Appellant also assigns error in the court's action in impaneling a jury to fix the punishment. While Ark.Stats. § 43-2153 did not repeal the old statute, Ark. Stats. § 41-3403, fixing the penalty for rape *243 at death, it empowered the jury to reduce the punishment to life imprisonment. Allison v. State, 204 Ark. 609, 164 S.W.2d 442. A jury may not be waived in a case where the death penalty may be imposed and it was mandatory that the court impanel a jury to fix the punishment under Ark. Stats. 43-2108. Carson v. State, 198 Ark. 112, 128 S.W.2d 373.
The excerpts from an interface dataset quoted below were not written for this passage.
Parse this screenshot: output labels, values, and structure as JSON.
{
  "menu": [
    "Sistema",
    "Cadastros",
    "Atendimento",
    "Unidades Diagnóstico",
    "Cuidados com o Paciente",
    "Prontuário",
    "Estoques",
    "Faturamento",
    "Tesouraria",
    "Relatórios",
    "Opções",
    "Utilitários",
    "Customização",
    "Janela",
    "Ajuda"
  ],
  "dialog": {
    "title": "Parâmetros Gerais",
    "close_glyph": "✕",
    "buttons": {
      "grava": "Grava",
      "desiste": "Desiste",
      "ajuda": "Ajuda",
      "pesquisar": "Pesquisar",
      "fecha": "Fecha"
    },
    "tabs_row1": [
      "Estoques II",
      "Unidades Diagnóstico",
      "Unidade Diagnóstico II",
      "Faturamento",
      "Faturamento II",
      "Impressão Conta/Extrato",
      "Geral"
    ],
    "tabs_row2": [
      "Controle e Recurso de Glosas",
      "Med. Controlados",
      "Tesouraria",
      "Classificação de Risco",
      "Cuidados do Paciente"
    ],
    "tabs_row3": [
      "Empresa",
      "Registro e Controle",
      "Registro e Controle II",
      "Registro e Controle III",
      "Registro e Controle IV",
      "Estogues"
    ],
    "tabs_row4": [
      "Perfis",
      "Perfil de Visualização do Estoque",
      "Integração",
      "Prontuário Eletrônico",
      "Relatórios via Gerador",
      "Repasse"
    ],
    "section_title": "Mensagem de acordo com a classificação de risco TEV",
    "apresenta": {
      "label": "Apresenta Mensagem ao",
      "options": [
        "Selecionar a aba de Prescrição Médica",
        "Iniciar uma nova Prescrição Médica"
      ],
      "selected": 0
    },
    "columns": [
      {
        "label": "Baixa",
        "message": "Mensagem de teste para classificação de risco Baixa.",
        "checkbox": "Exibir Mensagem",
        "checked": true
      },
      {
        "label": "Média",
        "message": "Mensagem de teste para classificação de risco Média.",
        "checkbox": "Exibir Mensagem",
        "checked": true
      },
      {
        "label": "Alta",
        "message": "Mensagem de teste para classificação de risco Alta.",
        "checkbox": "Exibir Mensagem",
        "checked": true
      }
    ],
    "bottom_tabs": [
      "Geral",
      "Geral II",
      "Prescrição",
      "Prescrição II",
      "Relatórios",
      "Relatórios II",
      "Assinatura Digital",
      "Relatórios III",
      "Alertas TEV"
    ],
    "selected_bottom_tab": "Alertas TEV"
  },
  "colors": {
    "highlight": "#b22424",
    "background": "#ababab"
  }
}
Appellant finally contends for reversal on the ground that the record does not affirmatively show that the jury and officers in charge of the jury were sworn in accordance with Ark.Stats. §§ 43-2121 and 43-2122. The record does affirmatively show that the jury "were duly qualified, accepted and sworn" to try the case. Under this state of the record an objection that the jury was not properly sworn cannot be sustained. Pruitt v. State, Ark, 11 S.W. 822. Prior to submission of the case to the jury it was within the court's discretion under section 43-2121 either to permit the jury to separate after proper admonition or to be kept together in charge of an officer who was properly sworn. In the case at bar, the record affirmatively shows that the "statutory admonition" was given to the jury upon being permitted to separate for a five-minute recess prior to submission of the case to them. There is nothing to indicate any abuse of the court's discretion in permitting the jury to so separate instead of requiring that they be kept together in charge of an officer. Appellant made no objection to the separation of the jury or the admonition given and there is no assignment in the motion for new trial relating thereto.
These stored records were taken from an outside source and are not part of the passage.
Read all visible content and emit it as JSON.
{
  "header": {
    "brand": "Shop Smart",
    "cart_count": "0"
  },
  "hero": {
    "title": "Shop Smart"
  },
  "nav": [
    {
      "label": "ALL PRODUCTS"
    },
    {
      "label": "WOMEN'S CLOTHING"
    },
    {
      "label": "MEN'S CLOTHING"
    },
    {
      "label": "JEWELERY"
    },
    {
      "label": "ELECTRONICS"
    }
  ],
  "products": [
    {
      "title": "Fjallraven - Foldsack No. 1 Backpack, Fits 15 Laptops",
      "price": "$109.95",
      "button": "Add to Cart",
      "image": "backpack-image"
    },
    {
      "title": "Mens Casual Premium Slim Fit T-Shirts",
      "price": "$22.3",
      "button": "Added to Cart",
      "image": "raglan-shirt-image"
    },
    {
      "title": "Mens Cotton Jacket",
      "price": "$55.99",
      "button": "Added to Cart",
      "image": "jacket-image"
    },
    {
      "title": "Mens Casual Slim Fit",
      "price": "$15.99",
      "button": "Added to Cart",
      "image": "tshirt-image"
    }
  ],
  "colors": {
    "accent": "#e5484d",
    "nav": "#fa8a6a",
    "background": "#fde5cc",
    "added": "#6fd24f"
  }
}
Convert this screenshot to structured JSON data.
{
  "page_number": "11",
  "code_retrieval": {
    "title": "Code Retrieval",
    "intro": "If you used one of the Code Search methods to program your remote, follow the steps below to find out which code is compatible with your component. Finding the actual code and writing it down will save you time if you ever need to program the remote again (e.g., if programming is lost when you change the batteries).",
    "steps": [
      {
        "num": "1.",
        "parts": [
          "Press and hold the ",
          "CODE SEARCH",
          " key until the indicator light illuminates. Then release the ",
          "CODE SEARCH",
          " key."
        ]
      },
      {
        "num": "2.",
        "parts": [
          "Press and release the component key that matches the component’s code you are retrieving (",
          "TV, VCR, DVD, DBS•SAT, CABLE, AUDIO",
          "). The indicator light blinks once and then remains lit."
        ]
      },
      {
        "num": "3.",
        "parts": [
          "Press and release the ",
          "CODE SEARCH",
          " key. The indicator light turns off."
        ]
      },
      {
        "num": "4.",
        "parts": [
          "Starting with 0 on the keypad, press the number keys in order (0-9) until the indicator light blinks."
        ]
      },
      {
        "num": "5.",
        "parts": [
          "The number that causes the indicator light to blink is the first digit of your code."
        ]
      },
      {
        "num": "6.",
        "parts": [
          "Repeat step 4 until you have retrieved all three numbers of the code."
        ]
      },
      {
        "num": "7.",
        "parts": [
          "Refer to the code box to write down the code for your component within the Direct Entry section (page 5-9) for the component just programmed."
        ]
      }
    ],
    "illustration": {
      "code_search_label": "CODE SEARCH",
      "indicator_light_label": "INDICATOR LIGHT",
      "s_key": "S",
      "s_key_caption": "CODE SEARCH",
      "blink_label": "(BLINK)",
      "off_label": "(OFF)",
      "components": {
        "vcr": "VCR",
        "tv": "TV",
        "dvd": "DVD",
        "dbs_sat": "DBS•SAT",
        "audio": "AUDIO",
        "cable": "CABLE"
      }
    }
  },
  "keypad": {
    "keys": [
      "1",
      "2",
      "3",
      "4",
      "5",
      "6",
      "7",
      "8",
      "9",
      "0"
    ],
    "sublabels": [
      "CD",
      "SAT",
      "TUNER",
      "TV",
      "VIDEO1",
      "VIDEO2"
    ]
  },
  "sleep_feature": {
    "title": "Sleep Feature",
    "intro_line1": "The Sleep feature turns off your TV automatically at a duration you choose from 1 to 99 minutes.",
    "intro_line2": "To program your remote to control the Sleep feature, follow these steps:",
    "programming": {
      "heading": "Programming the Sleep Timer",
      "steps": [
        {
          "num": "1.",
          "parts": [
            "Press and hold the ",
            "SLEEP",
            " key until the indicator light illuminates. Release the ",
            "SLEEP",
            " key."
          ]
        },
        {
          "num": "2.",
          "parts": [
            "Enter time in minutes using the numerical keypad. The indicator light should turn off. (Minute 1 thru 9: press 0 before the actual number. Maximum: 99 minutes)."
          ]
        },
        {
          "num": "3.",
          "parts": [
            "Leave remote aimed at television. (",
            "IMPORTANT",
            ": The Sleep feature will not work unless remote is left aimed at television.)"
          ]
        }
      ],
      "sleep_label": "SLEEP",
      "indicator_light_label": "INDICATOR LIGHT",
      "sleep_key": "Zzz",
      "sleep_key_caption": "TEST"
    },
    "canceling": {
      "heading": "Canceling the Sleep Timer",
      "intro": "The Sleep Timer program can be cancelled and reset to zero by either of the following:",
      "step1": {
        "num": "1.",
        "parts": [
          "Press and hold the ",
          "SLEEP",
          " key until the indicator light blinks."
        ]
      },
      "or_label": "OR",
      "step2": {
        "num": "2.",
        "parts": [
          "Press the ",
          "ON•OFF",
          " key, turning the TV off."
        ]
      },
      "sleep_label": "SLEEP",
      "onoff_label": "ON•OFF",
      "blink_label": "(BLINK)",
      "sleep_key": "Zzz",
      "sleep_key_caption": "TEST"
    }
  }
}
In the recent case of Baxter v. State, Ark.1955, 281 S.W.2d 931, relied on by appellant, there was a reversal because the record did not show that the officer conducting the jury to the scene of the crime had been sworn in compliance with Ark. Stats. § 43-2120. That holding is inapplicable here. As the majority pointed out in that case, it was within the court's discretion under section 43-2121, supra, to permit the jurors to separate under proper admonition by the court or to require them to be kept together in the charge of officers properly sworn. In cases where the court's action in exercising its discretion under the statute is properly brought forward in the motion for a new trial, such assignment cannot be considered on appeal in the absence of an objection in the trial court. Lesieurs v. State, 170 Ark. 560, 280 S.W. 9. Further, there is no contention that the jurors were subjected to improper influences during the five-minute recess and no abuse of the court's discretion has been shown. Under these circumstances, no error was committed in permitting them to separate after being given the statutory admonition. Borland v. State, 158 Ark. 37, 249 S.W. 591.
We find no prejudicial error and the judgment is affirmed.
ROBINSON, J, not participating.